“The second one, he screened me and I just stood there and they talked about it and decided on the flag.’’

Incredibly, the Colts had another opportunity to win in regulation. On the second play of Buffalo’s ensuing possession, safety Matthias Farley undercut a route by tight end Charles Clay. He intercepted Joe Webb’s pass and returned it 9 yards to the Bills’ 28-yard line.

With 52 seconds remaining and no timeouts, the Colts got a 3-yard run from Frank Gore. They allowed 45 seconds to elapse before Brissett’s spike stopped the clock with 6 seconds remaining.

On third-and-7 from the 25, Pagano asked Vinatieri to duplicate his 43-yard PAT with a game-winning field goal. Unfortunately, the offense didn’t move the football to the right hashmark so Vinatieri could kick from the spot his teammates had cleared off a few minutes earlier.

Vinatieri’s attempt was wide left.

“I screwed it up. It’s on me,’’ Pagano said. “We wanted to get the ball to the right hash for Vinny. We didn’t accomplish that.

“I would have loved to get closer, and we wanted the ball on the right hash. We called a play to the right and Frank cut back. But we had time to get another play called. I screwed it up. It’s on me. That’s the bottom line. We had to kick from the middle and try to move a bunch of snow from the spot.

“That’s not on Vinny. That’s on me.’’

The loss dropped the Colts to 3-10, their first double-digit losing season since 2011 and second in 17 years.

“They played their butts off. They played their hearts out,’’ Pagano said. “They deserved better.
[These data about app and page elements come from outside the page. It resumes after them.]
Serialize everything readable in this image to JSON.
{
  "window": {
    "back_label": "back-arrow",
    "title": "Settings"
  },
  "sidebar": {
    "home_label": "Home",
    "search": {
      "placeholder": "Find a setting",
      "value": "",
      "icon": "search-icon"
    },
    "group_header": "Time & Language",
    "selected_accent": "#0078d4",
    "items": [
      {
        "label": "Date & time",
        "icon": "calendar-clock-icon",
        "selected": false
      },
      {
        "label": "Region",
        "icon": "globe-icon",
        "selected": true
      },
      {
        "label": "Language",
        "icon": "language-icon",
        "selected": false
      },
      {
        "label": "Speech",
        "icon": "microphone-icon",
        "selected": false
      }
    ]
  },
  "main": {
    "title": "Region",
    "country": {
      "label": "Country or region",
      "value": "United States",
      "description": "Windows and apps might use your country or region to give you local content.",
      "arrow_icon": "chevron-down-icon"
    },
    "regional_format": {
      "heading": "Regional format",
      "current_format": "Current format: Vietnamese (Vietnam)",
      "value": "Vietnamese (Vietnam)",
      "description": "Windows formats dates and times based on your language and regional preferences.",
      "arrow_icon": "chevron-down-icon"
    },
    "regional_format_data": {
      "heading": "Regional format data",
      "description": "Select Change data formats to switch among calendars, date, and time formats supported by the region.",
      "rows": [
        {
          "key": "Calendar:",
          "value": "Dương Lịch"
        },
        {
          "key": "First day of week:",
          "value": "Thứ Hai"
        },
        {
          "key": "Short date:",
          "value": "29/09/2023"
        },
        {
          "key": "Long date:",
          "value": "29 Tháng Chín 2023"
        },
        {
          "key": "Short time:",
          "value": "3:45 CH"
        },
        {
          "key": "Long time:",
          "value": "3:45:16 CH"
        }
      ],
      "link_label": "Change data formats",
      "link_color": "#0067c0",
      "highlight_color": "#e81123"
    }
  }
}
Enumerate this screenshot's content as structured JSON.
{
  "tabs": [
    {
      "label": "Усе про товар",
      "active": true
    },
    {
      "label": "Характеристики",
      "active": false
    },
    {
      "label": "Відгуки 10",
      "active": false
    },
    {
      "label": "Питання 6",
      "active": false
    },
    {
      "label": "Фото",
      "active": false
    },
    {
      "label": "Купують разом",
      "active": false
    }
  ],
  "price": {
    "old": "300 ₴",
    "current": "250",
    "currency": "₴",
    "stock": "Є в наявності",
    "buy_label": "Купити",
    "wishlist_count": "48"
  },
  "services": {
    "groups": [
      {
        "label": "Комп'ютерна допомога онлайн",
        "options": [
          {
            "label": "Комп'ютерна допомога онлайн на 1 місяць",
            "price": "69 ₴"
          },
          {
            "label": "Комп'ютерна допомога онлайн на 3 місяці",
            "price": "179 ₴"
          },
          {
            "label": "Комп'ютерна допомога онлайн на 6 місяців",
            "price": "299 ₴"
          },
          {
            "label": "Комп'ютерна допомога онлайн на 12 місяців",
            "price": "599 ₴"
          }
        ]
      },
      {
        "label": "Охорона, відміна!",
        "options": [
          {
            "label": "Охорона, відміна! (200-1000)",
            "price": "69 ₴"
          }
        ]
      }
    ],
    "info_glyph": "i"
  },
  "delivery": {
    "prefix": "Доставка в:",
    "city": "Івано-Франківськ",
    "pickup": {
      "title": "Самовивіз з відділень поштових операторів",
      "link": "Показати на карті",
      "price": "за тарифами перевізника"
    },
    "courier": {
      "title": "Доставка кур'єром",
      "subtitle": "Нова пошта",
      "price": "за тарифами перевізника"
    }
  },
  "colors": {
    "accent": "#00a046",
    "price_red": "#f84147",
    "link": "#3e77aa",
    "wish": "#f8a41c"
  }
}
“We had our chances (but) they deserved better.’’

You can follow Mike Chappell on Twitter at @mchappell51.